> _Exercise description_:
If an entry holds a picture, skip the picture but copy everything else exactly.
═════ Provided data ═════
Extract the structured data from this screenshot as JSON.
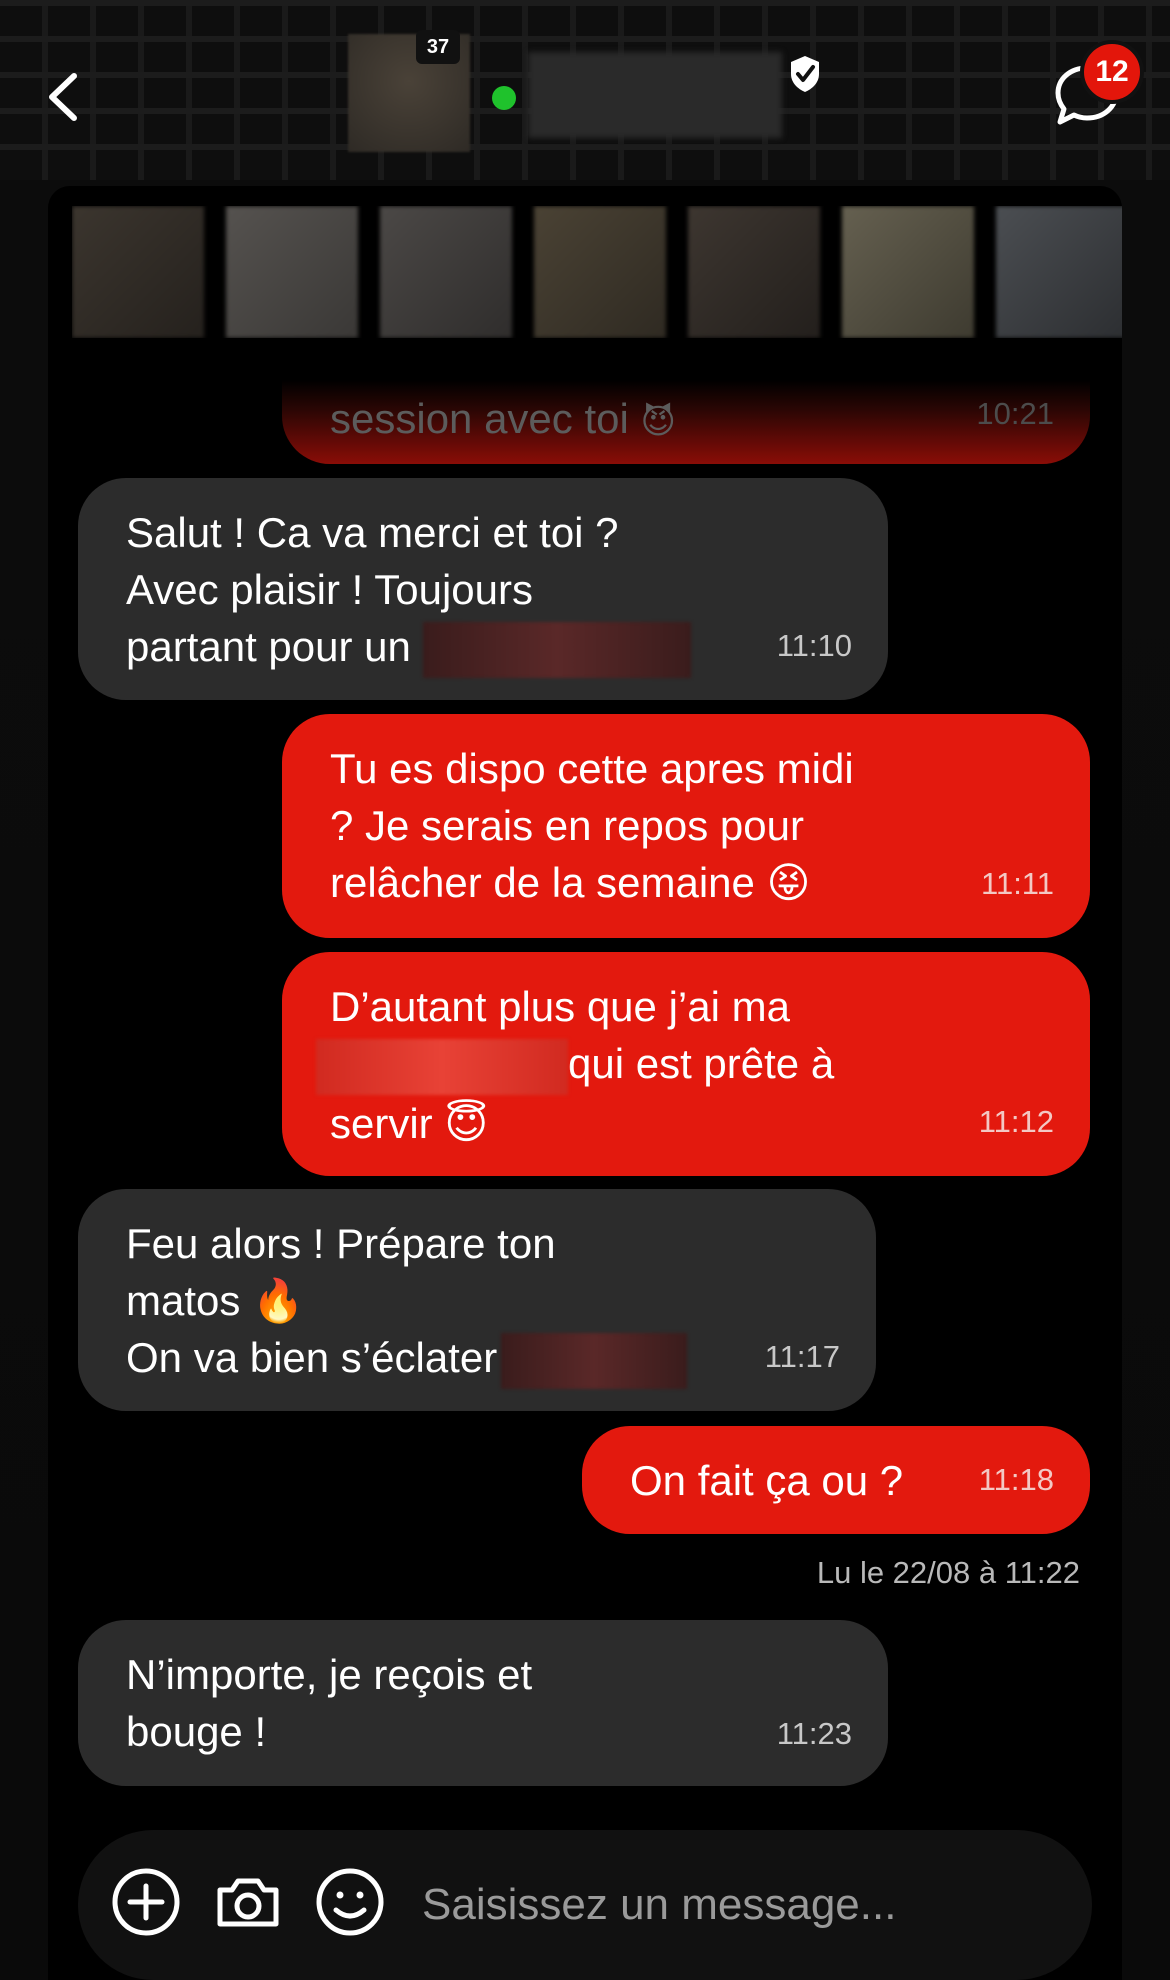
{
  "header": {
    "age_badge": "37",
    "notification_count": "12"
  },
  "messages": [
    {
      "id": "m0",
      "direction": "out",
      "lines": [
        "session avec toi"
      ],
      "time": "10:21",
      "partial": true
    },
    {
      "id": "m1",
      "direction": "in",
      "lines": [
        "Salut ! Ca va merci et toi ?",
        "Avec plaisir ! Toujours",
        "partant pour un"
      ],
      "time": "11:10"
    },
    {
      "id": "m2",
      "direction": "out",
      "lines": [
        "Tu es dispo cette apres midi",
        "? Je serais en repos pour",
        "relâcher de la semaine"
      ],
      "emoji": "😝",
      "time": "11:11"
    },
    {
      "id": "m3",
      "direction": "out",
      "lines": [
        "D’autant plus que j’ai ma",
        "qui est prête à",
        "servir"
      ],
      "emoji": "😇",
      "time": "11:12"
    },
    {
      "id": "m4",
      "direction": "in",
      "lines": [
        "Feu alors ! Prépare ton",
        "matos",
        "On va bien s’éclater"
      ],
      "emoji": "🔥",
      "time": "11:17"
    },
    {
      "id": "m5",
      "direction": "out",
      "lines": [
        "On fait ça ou ?"
      ],
      "time": "11:18"
    },
    {
      "id": "m6",
      "direction": "in",
      "lines": [
        "N’importe, je reçois et",
        "bouge !"
      ],
      "time": "11:23"
    }
  ],
  "read_receipt": "Lu le 22/08 à 11:22",
  "composer": {
    "placeholder": "Saisissez un message..."
  },
  "colors": {
    "outgoing_bubble": "#e3190e",
    "incoming_bubble": "#2c2c2c",
    "online": "#1fc22c",
    "badge": "#e3160b"
  },
  "icons": [
    "back-chevron-icon",
    "verified-shield-icon",
    "chat-bubble-icon",
    "add-icon",
    "camera-icon",
    "emoji-icon"
  ]
}
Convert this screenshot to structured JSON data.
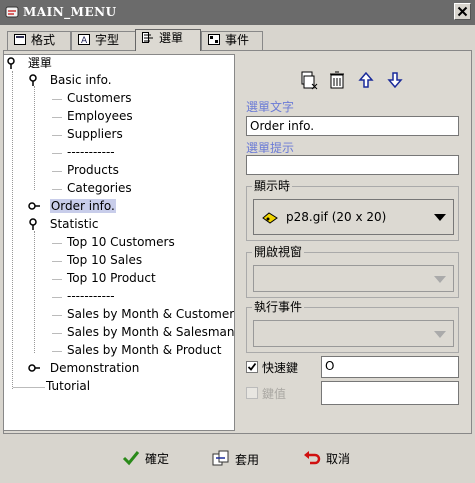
{
  "window": {
    "title": "MAIN_MENU"
  },
  "tabs": [
    {
      "label": "格式",
      "icon": "format-icon"
    },
    {
      "label": "字型",
      "icon": "font-icon"
    },
    {
      "label": "選單",
      "icon": "menu-icon",
      "active": true
    },
    {
      "label": "事件",
      "icon": "event-icon"
    }
  ],
  "tree": {
    "root": "選單",
    "items": [
      "Basic info.",
      "Customers",
      "Employees",
      "Suppliers",
      "-----------",
      "Products",
      "Categories",
      "Order info.",
      "Statistic",
      "Top 10 Customers",
      "Top 10 Sales",
      "Top 10 Product",
      "-----------",
      "Sales by Month & Customer",
      "Sales by Month & Salesman",
      "Sales by Month & Product",
      "Demonstration",
      "Tutorial"
    ],
    "selected": "Order info."
  },
  "toolbar": {
    "icons": [
      "add-item-icon",
      "delete-icon",
      "move-up-icon",
      "move-down-icon"
    ]
  },
  "form": {
    "menu_text_label": "選單文字",
    "menu_text_value": "Order info.",
    "menu_hint_label": "選單提示",
    "menu_hint_value": "",
    "display_group_label": "顯示時",
    "display_value": "p28.gif  (20 x 20)",
    "open_window_label": "開啟視窗",
    "open_window_value": "",
    "exec_event_label": "執行事件",
    "exec_event_value": "",
    "shortcut_label": "快速鍵",
    "shortcut_checked": true,
    "shortcut_value": "O",
    "key_value_label": "鍵值",
    "key_value_checked": false,
    "key_value_value": ""
  },
  "buttons": {
    "ok": "確定",
    "apply": "套用",
    "cancel": "取消"
  }
}
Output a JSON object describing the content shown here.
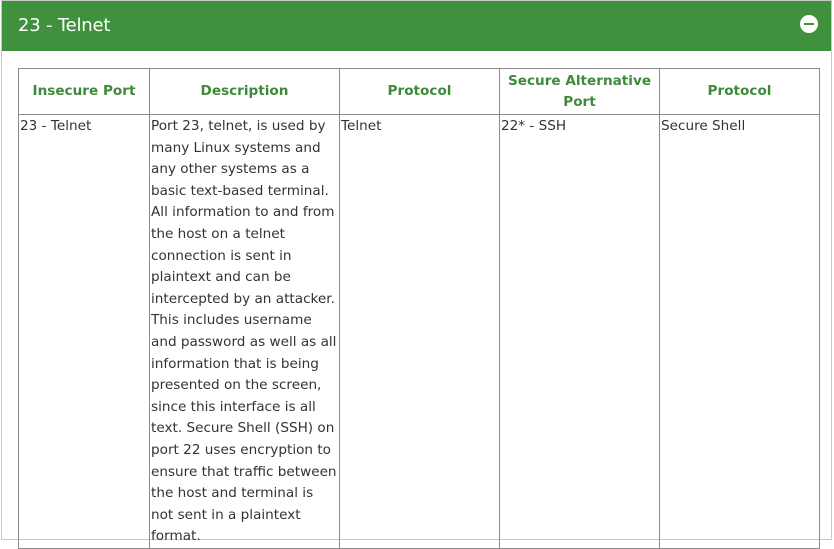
{
  "panel": {
    "title": "23 - Telnet",
    "collapse_icon": "minus-circle-icon",
    "header_color": "#3f913e"
  },
  "table": {
    "headers": [
      "Insecure Port",
      "Description",
      "Protocol",
      "Secure Alternative Port",
      "Protocol"
    ],
    "rows": [
      {
        "insecure_port": "23 - Telnet",
        "description": "Port 23, telnet, is used by many Linux systems and any other systems as a basic text-based terminal. All information to and from the host on a telnet connection is sent in plaintext and can be intercepted by an attacker. This includes username and password as well as all information that is being presented on the screen, since this interface is all text. Secure Shell (SSH) on port 22 uses encryption to ensure that traffic between the host and terminal is not sent in a plaintext format.",
        "protocol": "Telnet",
        "secure_port": "22* - SSH",
        "secure_protocol": "Secure Shell"
      }
    ]
  }
}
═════
> _Written reply_:
Extract the structured data from this screenshot as JSON.
{
  "header": {
    "age_badge": "37",
    "notification_count": "12"
  },
  "messages": [
    {
      "id": "m0",
      "direction": "out",
      "lines": [
        "session avec toi"
      ],
      "time": "10:21",
      "partial": true
    },
    {
      "id": "m1",
      "direction": "in",
      "lines": [
        "Salut ! Ca va merci et toi ?",
        "Avec plaisir ! Toujours",
        "partant pour un"
      ],
      "time": "11:10"
    },
    {
      "id": "m2",
      "direction": "out",
      "lines": [
        "Tu es dispo cette apres midi",
        "? Je serais en repos pour",
        "relâcher de la semaine"
      ],
      "emoji": "😝",
      "time": "11:11"
    },
    {
      "id": "m3",
      "direction": "out",
      "lines": [
        "D’autant plus que j’ai ma",
        "qui est prête à",
        "servir"
      ],
      "emoji": "😇",
      "time": "11:12"
    },
    {
      "id": "m4",
      "direction": "in",
      "lines": [
        "Feu alors ! Prépare ton",
        "matos",
        "On va bien s’éclater"
      ],
      "emoji": "🔥",
      "time": "11:17"
    },
    {
      "id": "m5",
      "direction": "out",
      "lines": [
        "On fait ça ou ?"
      ],
      "time": "11:18"
    },
    {
      "id": "m6",
      "direction": "in",
      "lines": [
        "N’importe, je reçois et",
        "bouge !"
      ],
      "time": "11:23"
    }
  ],
  "read_receipt": "Lu le 22/08 à 11:22",
  "composer": {
    "placeholder": "Saisissez un message..."
  },
  "colors": {
    "outgoing_bubble": "#e3190e",
    "incoming_bubble": "#2c2c2c",
    "online": "#1fc22c",
    "badge": "#e3160b"
  },
  "icons": [
    "back-chevron-icon",
    "verified-shield-icon",
    "chat-bubble-icon",
    "add-icon",
    "camera-icon",
    "emoji-icon"
  ]
}
Convert this screenshot to structured JSON data.
{
  "window": {
    "title": "MAIN_MENU"
  },
  "tabs": [
    {
      "label": "格式",
      "icon": "format-icon"
    },
    {
      "label": "字型",
      "icon": "font-icon"
    },
    {
      "label": "選單",
      "icon": "menu-icon",
      "active": true
    },
    {
      "label": "事件",
      "icon": "event-icon"
    }
  ],
  "tree": {
    "root": "選單",
    "items": [
      "Basic info.",
      "Customers",
      "Employees",
      "Suppliers",
      "-----------",
      "Products",
      "Categories",
      "Order info.",
      "Statistic",
      "Top 10 Customers",
      "Top 10 Sales",
      "Top 10 Product",
      "-----------",
      "Sales by Month & Customer",
      "Sales by Month & Salesman",
      "Sales by Month & Product",
      "Demonstration",
      "Tutorial"
    ],
    "selected": "Order info."
  },
  "toolbar": {
    "icons": [
      "add-item-icon",
      "delete-icon",
      "move-up-icon",
      "move-down-icon"
    ]
  },
  "form": {
    "menu_text_label": "選單文字",
    "menu_text_value": "Order info.",
    "menu_hint_label": "選單提示",
    "menu_hint_value": "",
    "display_group_label": "顯示時",
    "display_value": "p28.gif  (20 x 20)",
    "open_window_label": "開啟視窗",
    "open_window_value": "",
    "exec_event_label": "執行事件",
    "exec_event_value": "",
    "shortcut_label": "快速鍵",
    "shortcut_checked": true,
    "shortcut_value": "O",
    "key_value_label": "鍵值",
    "key_value_checked": false,
    "key_value_value": ""
  },
  "buttons": {
    "ok": "確定",
    "apply": "套用",
    "cancel": "取消"
  }
}
Output a JSON object describing the content shown here.
{
  "panel": {
    "title": "23 - Telnet",
    "collapse_icon": "minus-circle-icon",
    "header_color": "#3f913e"
  },
  "table": {
    "headers": [
      "Insecure Port",
      "Description",
      "Protocol",
      "Secure Alternative Port",
      "Protocol"
    ],
    "rows": [
      {
        "insecure_port": "23 - Telnet",
        "description": "Port 23, telnet, is used by many Linux systems and any other systems as a basic text-based terminal. All information to and from the host on a telnet connection is sent in plaintext and can be intercepted by an attacker. This includes username and password as well as all information that is being presented on the screen, since this interface is all text. Secure Shell (SSH) on port 22 uses encryption to ensure that traffic between the host and terminal is not sent in a plaintext format.",
        "protocol": "Telnet",
        "secure_port": "22* - SSH",
        "secure_protocol": "Secure Shell"
      }
    ]
  }
}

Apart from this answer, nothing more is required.